# William M. Briggs has misunderstood a high-school level data graph

And I suspect he’s done so willingly. Well, you know what they say about statistics and liars.

Here’s the story. The Wall Street Journal and the Daily Mail independently published highly misleading and blatantly idiotic pieces on climate change. We’ve covered this extensively already over the last few days. Phil Plait, of the Bad Astronomy Blog on Discovermagazine.com, was one of numerous scientists to respond to those flaming examples of horrific bottom feeding journalism with the post “While temperatures rise, denialists reach lower.” In that post, he presented a still-image from a moving GIF that has been going around, originally from Skeptical Science. I’ve used the GIF myself just recently, but I’ll re-post it here for your convenience:

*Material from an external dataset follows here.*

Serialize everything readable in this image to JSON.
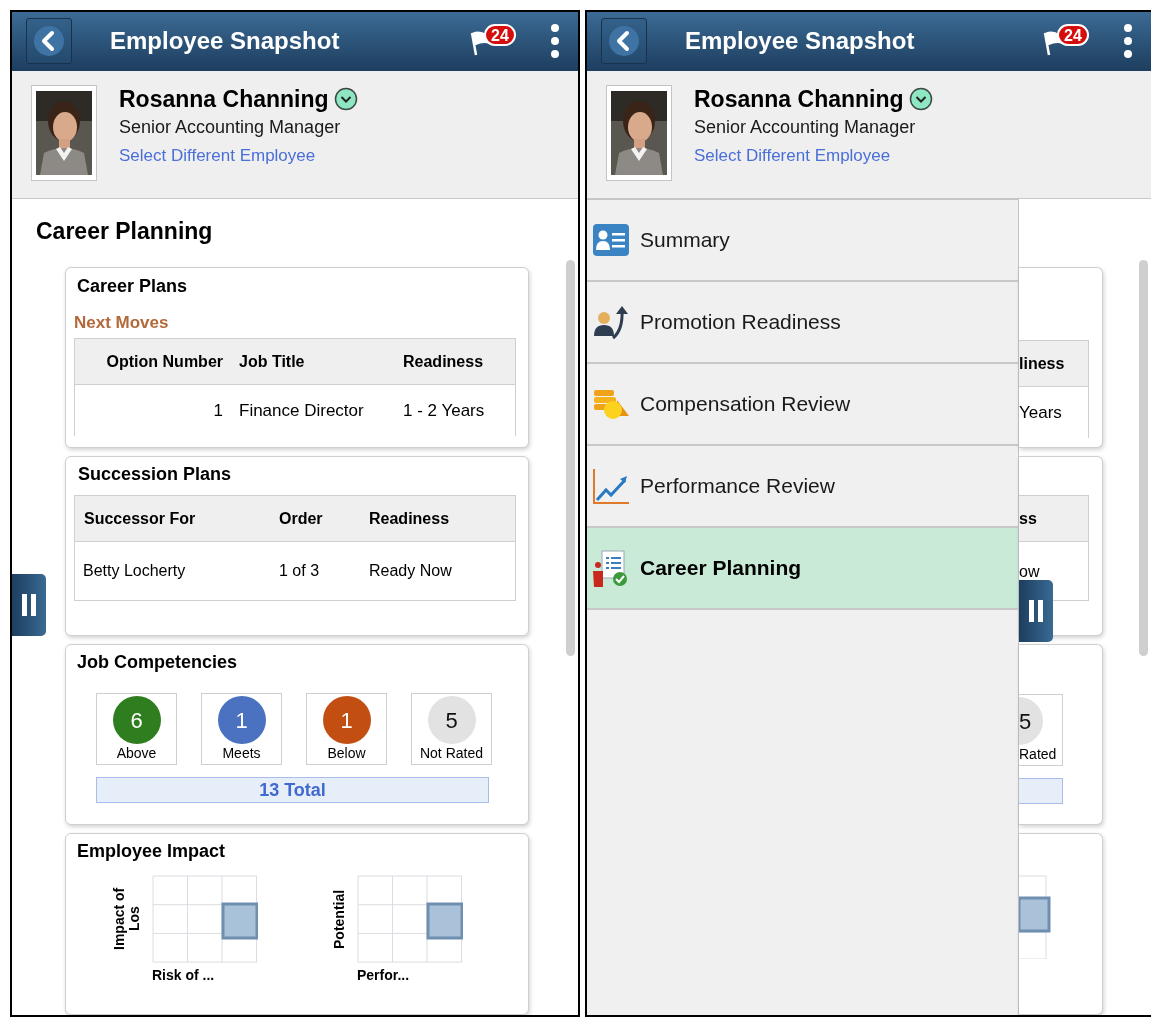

# How do we know how bad the Swine Flu is so far?

I spent about 45 minutes yesterday in the local HMO clinic. They had turned the main waiting room into a Pandemic Novel A/H1N1 Swine (nee Mexican) Influenza quarantine area, and I could feel the flu viruses poking at my skin looking for a way in the whole time I was there.